TASK DESCRIPTION
In the data below, find every line with the string "SENTRALADMINISTRASJON" and pull it out.
-------- DATA --------
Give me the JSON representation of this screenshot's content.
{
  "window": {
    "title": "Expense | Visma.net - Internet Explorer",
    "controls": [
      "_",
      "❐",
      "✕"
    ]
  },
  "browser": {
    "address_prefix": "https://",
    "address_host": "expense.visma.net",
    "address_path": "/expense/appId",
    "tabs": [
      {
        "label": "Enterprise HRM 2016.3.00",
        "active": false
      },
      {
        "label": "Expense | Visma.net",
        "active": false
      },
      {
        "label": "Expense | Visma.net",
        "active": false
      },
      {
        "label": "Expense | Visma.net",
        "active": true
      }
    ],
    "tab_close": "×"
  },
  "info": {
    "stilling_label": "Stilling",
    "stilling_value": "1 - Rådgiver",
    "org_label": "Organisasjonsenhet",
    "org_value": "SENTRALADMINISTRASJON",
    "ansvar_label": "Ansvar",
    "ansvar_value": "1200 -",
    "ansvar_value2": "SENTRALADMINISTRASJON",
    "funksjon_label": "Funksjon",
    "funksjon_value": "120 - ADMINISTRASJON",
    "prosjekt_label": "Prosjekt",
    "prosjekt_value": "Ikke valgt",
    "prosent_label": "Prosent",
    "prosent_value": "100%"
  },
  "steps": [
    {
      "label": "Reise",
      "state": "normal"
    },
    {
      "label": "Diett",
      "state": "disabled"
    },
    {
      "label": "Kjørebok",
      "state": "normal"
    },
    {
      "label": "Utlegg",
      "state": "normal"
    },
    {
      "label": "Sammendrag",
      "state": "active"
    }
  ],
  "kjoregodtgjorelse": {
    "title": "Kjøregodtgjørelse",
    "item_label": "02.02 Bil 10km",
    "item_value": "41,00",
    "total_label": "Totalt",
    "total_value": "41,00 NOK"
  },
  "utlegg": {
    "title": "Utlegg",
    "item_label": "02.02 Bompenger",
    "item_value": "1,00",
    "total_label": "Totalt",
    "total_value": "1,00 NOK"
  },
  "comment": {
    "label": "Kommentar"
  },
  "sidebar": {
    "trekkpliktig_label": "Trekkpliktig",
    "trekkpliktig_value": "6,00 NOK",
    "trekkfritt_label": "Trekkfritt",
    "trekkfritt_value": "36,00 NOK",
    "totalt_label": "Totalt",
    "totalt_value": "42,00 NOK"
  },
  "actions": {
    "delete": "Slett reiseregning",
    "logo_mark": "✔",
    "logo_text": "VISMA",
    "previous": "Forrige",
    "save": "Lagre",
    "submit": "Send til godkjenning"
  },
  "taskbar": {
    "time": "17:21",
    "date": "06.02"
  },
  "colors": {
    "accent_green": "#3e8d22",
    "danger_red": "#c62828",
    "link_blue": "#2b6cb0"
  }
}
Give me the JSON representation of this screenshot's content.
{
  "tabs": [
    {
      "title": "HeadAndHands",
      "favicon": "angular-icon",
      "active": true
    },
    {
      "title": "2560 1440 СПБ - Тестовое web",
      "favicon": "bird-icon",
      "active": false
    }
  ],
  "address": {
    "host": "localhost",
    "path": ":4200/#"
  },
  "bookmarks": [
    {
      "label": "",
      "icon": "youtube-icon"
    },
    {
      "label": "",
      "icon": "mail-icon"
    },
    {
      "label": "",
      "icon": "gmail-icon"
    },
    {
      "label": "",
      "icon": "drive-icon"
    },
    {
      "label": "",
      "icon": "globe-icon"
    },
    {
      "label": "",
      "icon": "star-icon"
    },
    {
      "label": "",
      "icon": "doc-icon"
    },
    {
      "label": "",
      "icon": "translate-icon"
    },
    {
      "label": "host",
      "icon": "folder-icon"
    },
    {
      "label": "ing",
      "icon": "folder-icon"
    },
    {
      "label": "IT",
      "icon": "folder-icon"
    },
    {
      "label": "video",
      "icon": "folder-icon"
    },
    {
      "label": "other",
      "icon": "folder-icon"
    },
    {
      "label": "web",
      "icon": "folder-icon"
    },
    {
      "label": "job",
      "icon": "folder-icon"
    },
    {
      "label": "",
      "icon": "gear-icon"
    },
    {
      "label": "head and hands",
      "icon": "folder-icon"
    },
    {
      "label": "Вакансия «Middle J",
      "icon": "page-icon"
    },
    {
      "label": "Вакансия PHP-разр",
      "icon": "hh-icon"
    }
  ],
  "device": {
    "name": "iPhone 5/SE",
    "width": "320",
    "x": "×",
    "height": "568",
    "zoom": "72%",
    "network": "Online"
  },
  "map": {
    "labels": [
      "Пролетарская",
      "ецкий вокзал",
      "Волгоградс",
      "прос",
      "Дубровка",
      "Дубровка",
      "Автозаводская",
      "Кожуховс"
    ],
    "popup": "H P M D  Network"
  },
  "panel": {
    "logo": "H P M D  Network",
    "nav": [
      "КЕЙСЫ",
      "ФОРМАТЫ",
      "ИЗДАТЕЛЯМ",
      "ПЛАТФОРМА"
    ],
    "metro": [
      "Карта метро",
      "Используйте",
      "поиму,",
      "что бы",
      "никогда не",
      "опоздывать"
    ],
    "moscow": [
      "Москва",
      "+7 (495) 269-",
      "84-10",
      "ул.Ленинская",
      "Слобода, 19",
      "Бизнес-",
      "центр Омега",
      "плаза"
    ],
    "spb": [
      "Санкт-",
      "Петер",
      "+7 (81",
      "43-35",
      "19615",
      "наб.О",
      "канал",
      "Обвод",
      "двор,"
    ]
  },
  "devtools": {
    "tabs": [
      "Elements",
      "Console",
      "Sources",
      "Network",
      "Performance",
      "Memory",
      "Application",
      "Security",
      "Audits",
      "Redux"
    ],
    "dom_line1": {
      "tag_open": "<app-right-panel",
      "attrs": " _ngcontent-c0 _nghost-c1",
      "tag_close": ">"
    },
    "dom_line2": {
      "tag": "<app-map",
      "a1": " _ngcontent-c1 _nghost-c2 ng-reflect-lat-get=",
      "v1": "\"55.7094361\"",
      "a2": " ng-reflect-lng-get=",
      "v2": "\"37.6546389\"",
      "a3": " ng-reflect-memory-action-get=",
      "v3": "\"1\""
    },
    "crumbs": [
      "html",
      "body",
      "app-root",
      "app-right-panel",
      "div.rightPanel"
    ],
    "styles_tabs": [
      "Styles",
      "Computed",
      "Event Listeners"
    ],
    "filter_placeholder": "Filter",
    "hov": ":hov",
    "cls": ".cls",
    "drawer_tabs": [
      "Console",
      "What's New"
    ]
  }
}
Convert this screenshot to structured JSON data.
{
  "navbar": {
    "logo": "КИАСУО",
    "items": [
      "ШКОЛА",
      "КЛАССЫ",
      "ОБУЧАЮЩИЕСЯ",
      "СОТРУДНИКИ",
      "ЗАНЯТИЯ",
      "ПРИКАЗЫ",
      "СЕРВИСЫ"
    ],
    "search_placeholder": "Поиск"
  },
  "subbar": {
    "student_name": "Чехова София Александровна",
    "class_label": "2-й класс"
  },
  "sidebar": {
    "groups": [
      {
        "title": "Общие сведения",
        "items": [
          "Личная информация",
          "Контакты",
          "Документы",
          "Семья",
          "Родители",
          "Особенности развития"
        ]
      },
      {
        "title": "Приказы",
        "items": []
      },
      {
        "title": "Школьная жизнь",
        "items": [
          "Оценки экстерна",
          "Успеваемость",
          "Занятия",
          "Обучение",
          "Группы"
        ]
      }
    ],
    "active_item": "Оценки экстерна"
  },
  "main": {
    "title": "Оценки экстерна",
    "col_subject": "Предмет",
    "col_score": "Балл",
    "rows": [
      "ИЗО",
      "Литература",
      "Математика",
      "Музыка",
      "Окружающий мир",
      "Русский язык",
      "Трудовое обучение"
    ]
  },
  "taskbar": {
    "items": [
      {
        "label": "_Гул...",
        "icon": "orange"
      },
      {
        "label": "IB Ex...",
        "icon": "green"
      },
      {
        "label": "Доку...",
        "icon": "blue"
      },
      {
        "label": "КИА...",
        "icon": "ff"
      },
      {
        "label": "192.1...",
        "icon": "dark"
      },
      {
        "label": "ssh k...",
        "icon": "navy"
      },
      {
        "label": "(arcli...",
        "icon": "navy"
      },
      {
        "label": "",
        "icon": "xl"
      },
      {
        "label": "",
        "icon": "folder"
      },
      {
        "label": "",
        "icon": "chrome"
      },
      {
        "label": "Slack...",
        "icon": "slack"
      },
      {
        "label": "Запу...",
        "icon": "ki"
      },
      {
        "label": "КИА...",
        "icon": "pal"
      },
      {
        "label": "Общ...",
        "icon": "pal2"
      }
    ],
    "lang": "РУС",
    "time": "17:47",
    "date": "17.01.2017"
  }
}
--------
OUTPUT FOR THIS EXERCISE
    "org_value": "SENTRALADMINISTRASJON",
    "ansvar_value2": "SENTRALADMINISTRASJON",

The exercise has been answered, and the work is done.